In Rochdale, a Great Tradition Rolls On

Article excerpt

The British textile industry was once the envy of the world. But its decline, which started in the early part of the last century, has accelerated in recent years, fuelled by high wage costs, a strong currency and cheap imports. So it comes as a surprise to find that the second- biggest supplier of workwear in Europe is based in Lancashire.

Twenty years ago, Peter Stock and his wife started a business selling squash racket grips and snooker tables. Two years later Mr Stock and two partners decided to buy Pincroft, a company specialising in dyeing and printing the textiles used to make the protective clothing worn by factory and specialist workers. In 1997 Mr Stock bought Carrington Career & Workwear. Carrington produces fabrics for a wide range of workwear, from chefs' uniforms to camouflage battledress for the Ministry of Defence. After this second acquisition, Rochdale Textile Supplies became the holding company for all the businesses owned by Mr Stock.
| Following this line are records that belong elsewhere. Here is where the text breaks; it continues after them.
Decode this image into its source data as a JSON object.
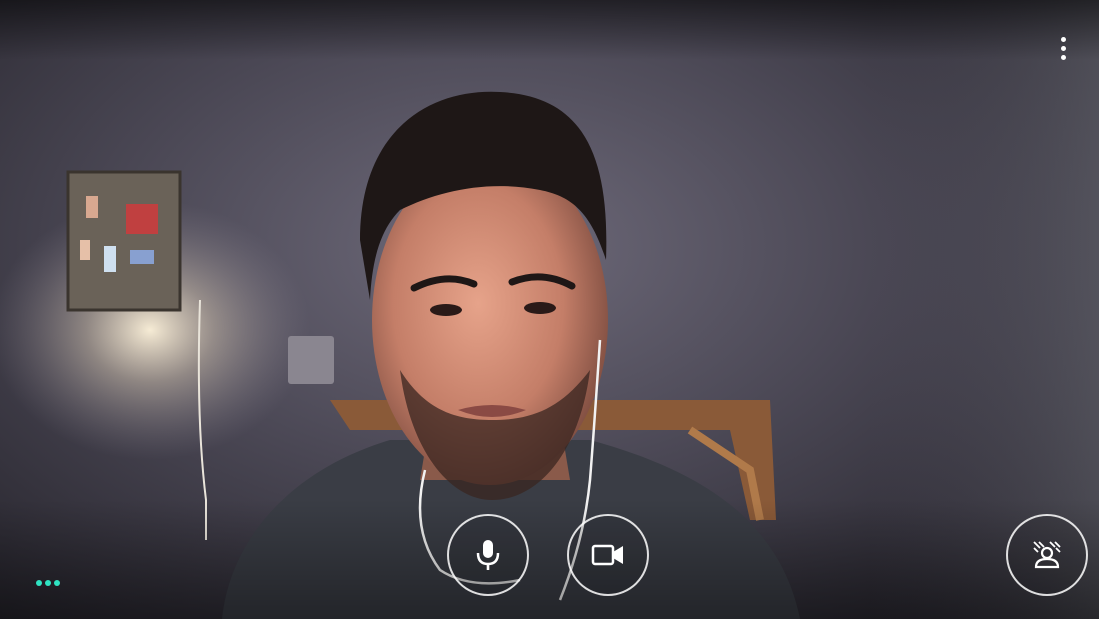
{
  "call": {
    "more_icon": "more-vert-icon",
    "controls": [
      {
        "name": "microphone",
        "icon": "mic-icon",
        "state": "on"
      },
      {
        "name": "camera",
        "icon": "videocam-icon",
        "state": "on"
      },
      {
        "name": "effects",
        "icon": "person-lighting-icon"
      }
    ],
    "status_indicator": {
      "icon": "three-dots-icon",
      "color": "#2fe3c2"
    }
  }
}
Last year Rochdale was placed fourth in the Deloitte & Touche/ Indy 100 listing of Britain's fastest- growing companies. At the time, the company had a turnover of pounds 43m; a year later its sales are touching pounds 50m. Its workforce has also increased, from 207 to 258. This year it is a strong contender for the number one position.

So what is the secret of Rochdale's success? Mr Stock puts it down to "sticking to a specific part of the industry, having a clear vision and not being diverted. We invest a lot in plants and machinery to ensure they remain competitive.

"To survive [in the textile industry] you have to work hard and have the drive and management behind you," he continues. …